##### Records supplied

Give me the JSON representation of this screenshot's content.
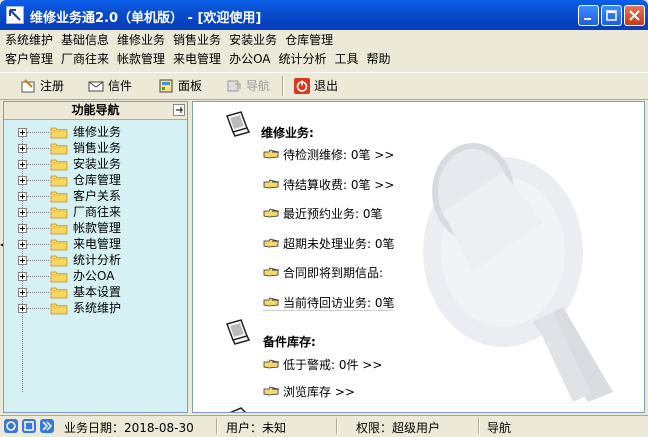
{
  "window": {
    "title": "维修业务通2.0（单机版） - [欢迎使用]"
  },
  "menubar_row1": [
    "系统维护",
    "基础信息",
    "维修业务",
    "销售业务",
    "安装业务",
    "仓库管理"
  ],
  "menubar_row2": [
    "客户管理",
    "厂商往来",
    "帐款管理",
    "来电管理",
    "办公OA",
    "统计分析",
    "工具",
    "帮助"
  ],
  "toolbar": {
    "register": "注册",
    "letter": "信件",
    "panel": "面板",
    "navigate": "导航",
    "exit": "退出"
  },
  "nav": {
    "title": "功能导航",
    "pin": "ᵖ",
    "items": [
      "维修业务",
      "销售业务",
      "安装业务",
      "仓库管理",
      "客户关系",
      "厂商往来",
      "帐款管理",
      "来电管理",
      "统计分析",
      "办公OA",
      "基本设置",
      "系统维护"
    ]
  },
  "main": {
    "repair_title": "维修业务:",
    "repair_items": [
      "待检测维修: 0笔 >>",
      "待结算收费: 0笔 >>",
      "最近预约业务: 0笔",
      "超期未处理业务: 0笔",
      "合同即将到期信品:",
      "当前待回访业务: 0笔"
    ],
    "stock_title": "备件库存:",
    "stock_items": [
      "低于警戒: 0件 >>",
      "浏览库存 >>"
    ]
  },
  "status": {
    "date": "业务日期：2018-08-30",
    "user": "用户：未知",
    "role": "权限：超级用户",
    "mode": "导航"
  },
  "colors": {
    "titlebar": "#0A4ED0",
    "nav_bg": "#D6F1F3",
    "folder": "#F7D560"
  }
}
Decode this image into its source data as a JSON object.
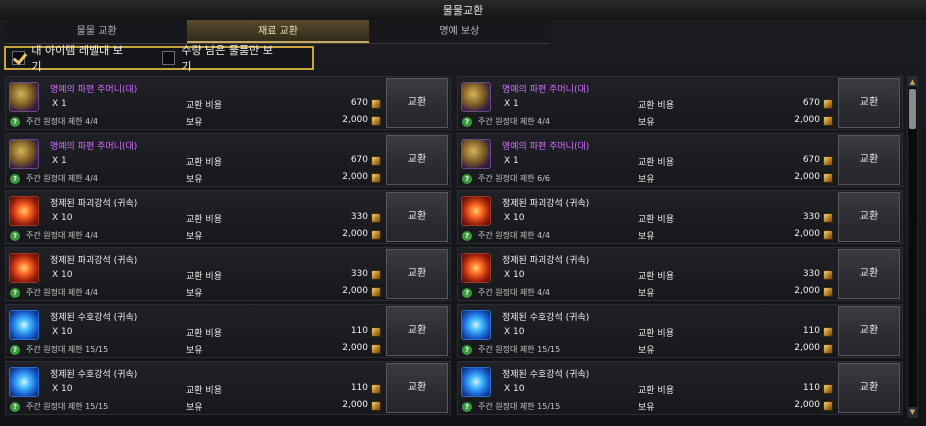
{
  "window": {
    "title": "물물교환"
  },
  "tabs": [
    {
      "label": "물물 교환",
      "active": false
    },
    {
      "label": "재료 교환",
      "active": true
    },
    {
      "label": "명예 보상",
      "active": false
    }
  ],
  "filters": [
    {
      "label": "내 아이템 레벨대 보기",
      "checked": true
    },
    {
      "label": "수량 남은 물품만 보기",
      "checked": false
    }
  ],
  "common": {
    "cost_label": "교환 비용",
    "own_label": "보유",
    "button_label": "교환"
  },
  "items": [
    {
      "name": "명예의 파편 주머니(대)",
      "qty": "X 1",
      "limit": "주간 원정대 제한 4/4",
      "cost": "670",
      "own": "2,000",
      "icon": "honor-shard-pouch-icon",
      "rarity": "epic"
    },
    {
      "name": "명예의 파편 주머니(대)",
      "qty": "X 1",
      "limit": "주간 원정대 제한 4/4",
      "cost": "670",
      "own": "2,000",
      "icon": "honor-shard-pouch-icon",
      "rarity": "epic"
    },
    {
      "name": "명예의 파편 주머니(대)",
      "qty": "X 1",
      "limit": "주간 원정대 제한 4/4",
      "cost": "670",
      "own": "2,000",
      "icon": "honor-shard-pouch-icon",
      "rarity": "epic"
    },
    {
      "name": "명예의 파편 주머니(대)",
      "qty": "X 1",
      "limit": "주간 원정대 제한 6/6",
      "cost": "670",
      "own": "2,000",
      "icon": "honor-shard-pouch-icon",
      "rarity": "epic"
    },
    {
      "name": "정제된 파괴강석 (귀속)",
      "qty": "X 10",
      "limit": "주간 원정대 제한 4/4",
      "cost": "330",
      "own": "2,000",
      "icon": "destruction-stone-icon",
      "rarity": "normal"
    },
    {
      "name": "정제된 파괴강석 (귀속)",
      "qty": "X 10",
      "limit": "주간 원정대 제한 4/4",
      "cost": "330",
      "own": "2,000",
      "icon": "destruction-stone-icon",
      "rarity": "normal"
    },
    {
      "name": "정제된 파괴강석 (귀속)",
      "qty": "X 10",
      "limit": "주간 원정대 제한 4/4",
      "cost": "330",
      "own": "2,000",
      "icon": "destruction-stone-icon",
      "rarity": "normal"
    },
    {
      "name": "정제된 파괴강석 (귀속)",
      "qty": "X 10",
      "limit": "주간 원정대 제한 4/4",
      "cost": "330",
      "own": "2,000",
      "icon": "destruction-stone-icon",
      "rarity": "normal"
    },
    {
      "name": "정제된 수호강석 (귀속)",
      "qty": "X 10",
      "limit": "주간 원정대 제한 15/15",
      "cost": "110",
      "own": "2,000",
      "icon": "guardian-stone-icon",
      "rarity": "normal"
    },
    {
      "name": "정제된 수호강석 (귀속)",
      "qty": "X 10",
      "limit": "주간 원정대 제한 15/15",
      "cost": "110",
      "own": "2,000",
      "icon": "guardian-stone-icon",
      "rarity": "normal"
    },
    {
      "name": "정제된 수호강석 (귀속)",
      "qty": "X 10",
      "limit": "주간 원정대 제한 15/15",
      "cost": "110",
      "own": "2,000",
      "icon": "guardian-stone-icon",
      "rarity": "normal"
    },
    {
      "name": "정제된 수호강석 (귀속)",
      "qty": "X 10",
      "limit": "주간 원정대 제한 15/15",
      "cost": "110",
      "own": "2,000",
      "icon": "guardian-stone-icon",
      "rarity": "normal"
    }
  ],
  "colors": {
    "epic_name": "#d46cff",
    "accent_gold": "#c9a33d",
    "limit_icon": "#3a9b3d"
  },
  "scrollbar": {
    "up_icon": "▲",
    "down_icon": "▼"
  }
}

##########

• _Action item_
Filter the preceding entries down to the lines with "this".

• _Your solution_
Give me the JSON representation of this screenshot's content.
Decode this image into its source data as a JSON object.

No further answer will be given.